John Cougar Mellencamp, the Beatles and Re-inventing the Wheel

As an associate dean, I find myself in many meetings of various types.  In these settings one thing I hear often is “There’s no need to re-invent the wheel.” It’s hard to look at the wheels on any vehicle today and think that they haven’t been fundamentally re-invented multiple times.  Some people look at a wheel and say, “Yup, that’s as good as it gets.” Others look at that same wheel and say, “We’re starting from a pretty good place here but I bet we could make that thing better.”  One might be inclined to claim that these responses mean that there are two kinds of people in the world, something else one hears often as well.  More likely there are as many types of people in the world as there are people. All those people produce a spectrum of responses to any situation. The “wheel is just fine as “ position and the “let’s make the wheel better” position would represent the two tails of such a distribution. In my introductory electricity and magnetism class we encounter the LC (inductor-capacitor) circuit. We work hard to understand how we know the amount of charge is on the capacitor at any time.  The differential equation that emerges looks a lot like the one students saw describing the position of a mass on a spring. Taking what you have learned in some other area and applying that idea to the wheel is a fantastic way to re-invent that wheel.

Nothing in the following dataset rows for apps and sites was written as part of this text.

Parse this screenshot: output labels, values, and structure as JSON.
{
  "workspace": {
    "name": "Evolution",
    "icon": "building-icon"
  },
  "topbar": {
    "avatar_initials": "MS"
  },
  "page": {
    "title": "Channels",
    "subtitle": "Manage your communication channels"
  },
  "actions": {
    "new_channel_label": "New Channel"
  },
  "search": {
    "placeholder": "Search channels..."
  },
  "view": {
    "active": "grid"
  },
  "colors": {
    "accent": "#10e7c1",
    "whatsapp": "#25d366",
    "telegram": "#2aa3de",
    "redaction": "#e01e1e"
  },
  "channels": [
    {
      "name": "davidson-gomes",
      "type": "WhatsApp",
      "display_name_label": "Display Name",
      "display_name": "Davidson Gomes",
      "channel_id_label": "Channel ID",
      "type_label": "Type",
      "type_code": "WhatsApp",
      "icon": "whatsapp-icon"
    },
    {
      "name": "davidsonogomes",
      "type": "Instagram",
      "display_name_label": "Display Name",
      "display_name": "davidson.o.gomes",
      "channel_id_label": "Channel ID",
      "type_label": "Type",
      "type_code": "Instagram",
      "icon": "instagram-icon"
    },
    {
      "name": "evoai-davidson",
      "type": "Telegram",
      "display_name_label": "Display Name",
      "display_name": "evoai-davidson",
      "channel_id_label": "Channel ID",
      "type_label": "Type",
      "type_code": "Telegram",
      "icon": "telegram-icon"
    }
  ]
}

“Fine,” you say (well, that’s what I am pretending you say) but what does any of this have to do with John Cougar Mellencamp or the Beatles. Well it’s not really going to be the Beatles but Sir Paul McCartney. I grew up about twenty miles from where John Cougar Mellencamp grew up and he hit it big when I was transitioning from middle school to high school. I was particularly impressed with his hit “Small Town” and the line “No, I cannot forget from where it is I come from.”  Now, here was a truly re-invented wheel – starting and ending a phrase with the same preposition.  I was proud of my fellow Hoosier for this re-invention.  Only years later did I pay attention to McCartney’s “Live and Let Die” lyrics and to my ear the line in there sounds like “in this ever-changing world in which we live in,” pretty much the same structure as the phrase from Small Town. I should have known that such a seemingly new structure could be traced to a Beatle. I poked around on the web before writing this and realized that there is an ongoing debate over whether this phrase is actually, “in this ever-changing world in which we’re living.”  See a relatively recent Washington Post story, for example.

The wheel I was pondering had been under development for a while. Of course. For our purposes here it doesn’t matter what the line in “Live and Let Die” is. The fact that my Southern Indiana-trained ear heard it the way it did, means that we can hardly consider the structure Mellencamp used as particularly new. But that’s OK. Even when “Live and Let Die” was written I’m sure we could trace a foundation of doing interesting things to hold meter or rhyme. Perhaps we would find that same structure popping up multiple times in the past. Building on a foundation to drive an idea little further is progress, just as is using an idea in different setting from the original. It’s why I push my students to fully understand what has been done previously so that when the time is right to re-invent some wheel they will be ready.